State recreational water quality officials on Tuesday lifted water quality swimming advisories at two Bogue Sound sites in Morehead City.
The advisories were lifted because water testing showed that bacteria levels were below the state’s and Environmental Protection Agency’s standards set for swimming and water play.
The first advisory was posted July 7 at the public access at 16th Street, and the second was posted July 25 at the public access Sunset Drive. Officials said these areas showed a monthly average of the bacteria enterococci above the EPA-mandated level of 35 enterococci per 100 milliliters of water, the standard for high-use sites.
Subsequent testing of water samples collected at these sites found that bacteria levels had fallen below the standard. The signs advising against swimming, skiing or otherwise coming into contact with the water were removed.

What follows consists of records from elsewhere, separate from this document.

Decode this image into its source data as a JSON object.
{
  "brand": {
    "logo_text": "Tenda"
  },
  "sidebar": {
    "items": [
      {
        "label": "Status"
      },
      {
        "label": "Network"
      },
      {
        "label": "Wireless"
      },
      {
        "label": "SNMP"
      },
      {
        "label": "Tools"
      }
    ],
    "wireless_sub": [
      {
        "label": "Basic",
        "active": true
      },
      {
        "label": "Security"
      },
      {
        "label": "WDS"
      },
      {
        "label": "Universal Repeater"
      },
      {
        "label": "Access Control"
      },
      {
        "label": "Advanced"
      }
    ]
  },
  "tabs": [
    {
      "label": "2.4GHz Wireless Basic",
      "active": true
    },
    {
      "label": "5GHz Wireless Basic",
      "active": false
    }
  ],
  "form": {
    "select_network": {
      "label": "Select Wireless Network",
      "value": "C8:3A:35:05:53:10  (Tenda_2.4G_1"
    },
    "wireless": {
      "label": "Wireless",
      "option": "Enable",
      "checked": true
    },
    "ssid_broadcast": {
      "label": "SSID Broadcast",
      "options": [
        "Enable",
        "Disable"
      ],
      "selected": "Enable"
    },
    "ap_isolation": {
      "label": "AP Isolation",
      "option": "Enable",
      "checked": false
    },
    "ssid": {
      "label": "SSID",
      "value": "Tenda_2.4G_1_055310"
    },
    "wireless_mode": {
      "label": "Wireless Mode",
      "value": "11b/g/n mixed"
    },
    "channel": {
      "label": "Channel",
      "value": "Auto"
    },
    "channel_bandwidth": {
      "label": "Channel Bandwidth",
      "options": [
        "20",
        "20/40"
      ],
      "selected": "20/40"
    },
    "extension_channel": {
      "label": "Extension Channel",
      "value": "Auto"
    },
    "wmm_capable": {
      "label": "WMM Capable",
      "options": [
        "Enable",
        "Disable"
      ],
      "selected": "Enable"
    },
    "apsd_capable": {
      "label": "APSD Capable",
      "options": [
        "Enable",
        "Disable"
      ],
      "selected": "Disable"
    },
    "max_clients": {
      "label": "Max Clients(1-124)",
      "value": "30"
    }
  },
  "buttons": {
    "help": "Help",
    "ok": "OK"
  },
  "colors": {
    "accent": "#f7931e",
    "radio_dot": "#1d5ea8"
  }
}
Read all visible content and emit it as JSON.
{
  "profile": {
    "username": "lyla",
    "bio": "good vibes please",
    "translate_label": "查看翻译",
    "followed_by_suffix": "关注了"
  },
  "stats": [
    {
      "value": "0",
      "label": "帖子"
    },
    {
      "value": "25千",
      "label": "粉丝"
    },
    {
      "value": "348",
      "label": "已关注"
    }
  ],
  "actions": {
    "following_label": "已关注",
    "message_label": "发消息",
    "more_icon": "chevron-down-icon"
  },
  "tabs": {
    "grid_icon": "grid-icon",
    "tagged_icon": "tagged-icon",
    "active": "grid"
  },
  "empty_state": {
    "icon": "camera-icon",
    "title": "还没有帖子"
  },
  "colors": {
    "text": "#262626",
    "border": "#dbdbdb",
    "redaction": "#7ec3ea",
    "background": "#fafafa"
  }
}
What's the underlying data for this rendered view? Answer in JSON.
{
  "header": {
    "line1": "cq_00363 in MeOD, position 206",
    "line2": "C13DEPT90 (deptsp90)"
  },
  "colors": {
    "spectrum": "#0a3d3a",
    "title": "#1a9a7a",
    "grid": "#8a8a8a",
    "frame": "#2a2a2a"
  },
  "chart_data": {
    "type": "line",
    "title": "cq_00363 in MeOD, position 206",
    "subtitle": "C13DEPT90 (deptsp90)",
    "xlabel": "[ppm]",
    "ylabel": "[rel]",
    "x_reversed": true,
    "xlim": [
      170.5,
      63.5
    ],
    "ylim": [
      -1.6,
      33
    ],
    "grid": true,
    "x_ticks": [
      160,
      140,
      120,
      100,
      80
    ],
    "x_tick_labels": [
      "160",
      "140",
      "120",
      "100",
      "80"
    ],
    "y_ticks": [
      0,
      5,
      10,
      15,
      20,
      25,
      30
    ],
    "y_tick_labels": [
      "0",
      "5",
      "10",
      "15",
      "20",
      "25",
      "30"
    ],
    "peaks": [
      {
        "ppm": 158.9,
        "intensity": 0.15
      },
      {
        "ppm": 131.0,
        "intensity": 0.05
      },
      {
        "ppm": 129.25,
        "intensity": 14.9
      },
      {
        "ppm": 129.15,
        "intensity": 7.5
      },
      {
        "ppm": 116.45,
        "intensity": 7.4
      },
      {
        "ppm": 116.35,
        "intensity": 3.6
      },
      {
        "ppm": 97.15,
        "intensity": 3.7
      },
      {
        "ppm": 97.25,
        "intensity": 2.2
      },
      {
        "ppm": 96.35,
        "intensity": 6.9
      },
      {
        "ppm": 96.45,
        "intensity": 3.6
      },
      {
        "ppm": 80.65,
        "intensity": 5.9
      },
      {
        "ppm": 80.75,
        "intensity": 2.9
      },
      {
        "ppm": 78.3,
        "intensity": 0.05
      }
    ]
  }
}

Enterococci, the bacteria group used for testing, is found in the intestines of warm-blooded animals. While it is not known to cause illness, scientific studies show that enterococci may indicate the presence of other disease-causing organisms. People swimming or playing in waters with bacteria levels higher than the standards have an increased risk of developing gastrointestinal illness or skin infections.
Coastal recreational waters in North Carolina are generally clean, officials said, noting, however, that it is important to continue monitoring them and inform the public of any localized problems.

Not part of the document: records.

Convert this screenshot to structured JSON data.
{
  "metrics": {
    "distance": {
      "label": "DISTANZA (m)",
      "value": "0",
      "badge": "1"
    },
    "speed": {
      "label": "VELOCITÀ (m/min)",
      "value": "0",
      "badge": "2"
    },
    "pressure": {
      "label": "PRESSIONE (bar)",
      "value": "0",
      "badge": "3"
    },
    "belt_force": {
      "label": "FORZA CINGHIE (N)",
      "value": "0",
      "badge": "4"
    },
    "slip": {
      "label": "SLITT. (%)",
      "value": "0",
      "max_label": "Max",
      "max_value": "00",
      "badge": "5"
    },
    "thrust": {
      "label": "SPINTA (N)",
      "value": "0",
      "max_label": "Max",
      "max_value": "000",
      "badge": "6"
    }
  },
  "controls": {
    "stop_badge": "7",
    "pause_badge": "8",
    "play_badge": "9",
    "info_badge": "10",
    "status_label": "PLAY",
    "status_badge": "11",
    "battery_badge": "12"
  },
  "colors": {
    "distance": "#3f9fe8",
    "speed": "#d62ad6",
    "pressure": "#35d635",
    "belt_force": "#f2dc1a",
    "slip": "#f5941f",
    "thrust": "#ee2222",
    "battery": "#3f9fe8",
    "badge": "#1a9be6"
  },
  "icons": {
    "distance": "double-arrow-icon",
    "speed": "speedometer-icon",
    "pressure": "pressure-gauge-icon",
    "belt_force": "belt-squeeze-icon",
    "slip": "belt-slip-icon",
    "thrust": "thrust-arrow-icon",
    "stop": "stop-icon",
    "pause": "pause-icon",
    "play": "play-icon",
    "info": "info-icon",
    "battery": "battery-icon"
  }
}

The North Carolina Recreational Water Quality Program samples 215 sites in coastal waters of the state, most of them on a weekly basis from April through October.